Australia will make amends for the ‘Stolen Generation.’
Prime Minister Scott Morrison announced Thursday that Australia will make one-time cash payments of US$60,000 to those Indigenous Australians who were forcibly separated from their families as children to remedy what he called a “shameful” era in the country’s history.
Official assimilation practices continued throughout the 1970s, removing thousands of young Aboriginal and Torres Strait Islanders from their homes and placing them in foster care with white families.
Morrison said of the “Stolen Generation” of Indigenous Australians, “What happened is a shameful chapter in our national story.”
“We have already tackled it with a national apology,” he added, adding that “our actions must continue to match our words.” The accounts of the suffering were “not simply past events, but experiences that continue to echo through the generations,” according to the report.
Indigenous Australians, who continue to face significant disadvantages in terms of health, money, and education, applauded the announcement, but said it was long overdue.
Morrison announced that Aus$378.6 million (US$280 million) would be set aside to compensate for the assimilation policy’s human costs.
The reimbursements will be offered to residents of the Northern Territory, the Australian Capital Territory, which includes Canberra, and Jervis Bay territory, which were all administered by the Commonwealth at the time of the forced removals.
Other Australian states have established redress mechanisms, but the federal government has yet to do so.

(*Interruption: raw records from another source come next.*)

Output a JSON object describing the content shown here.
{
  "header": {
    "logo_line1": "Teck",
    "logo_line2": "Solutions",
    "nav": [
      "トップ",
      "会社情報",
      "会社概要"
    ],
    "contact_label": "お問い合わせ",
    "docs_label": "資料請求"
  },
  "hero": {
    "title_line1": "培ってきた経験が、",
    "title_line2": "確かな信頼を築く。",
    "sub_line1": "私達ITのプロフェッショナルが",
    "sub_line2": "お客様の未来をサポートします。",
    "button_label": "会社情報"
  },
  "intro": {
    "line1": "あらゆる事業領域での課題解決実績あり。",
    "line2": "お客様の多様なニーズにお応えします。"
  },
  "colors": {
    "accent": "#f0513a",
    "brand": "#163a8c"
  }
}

Survivors will receive a one-time payment of Aus$75,000 in acknowledgement of the harm they have suffered, as well as a $7,000 “healing assistance” payment and the chance to relate their tales to a senior government official and get a face-to-face or written apology.
The federal funds are part of a $1 billion initiative to address Indigenous Australians’ severe disparities.
The reparations were welcomed by Fiona Cornforth, the head of the Healing Foundation, a non-governmental organization that works with survivors of the Stolen Generation.
“Redress is primarily about addressing the past wrongs committed against the Stolen Generations, as well as the lifelong pain and grief that continues to be carried as a weight today,” she added.
The policy comes nearly 25 years after the important “Bringing Them Home” report in 1997, which recognised the human rights crimes and set forth procedures to support individuals affected following a national probe into the forced separations.
“We cried and jumped on our mothers’ backs, hoping not to be left behind. But the cops apprehended us and threw us back in the car,” one said. Brief News from Washington Newsday.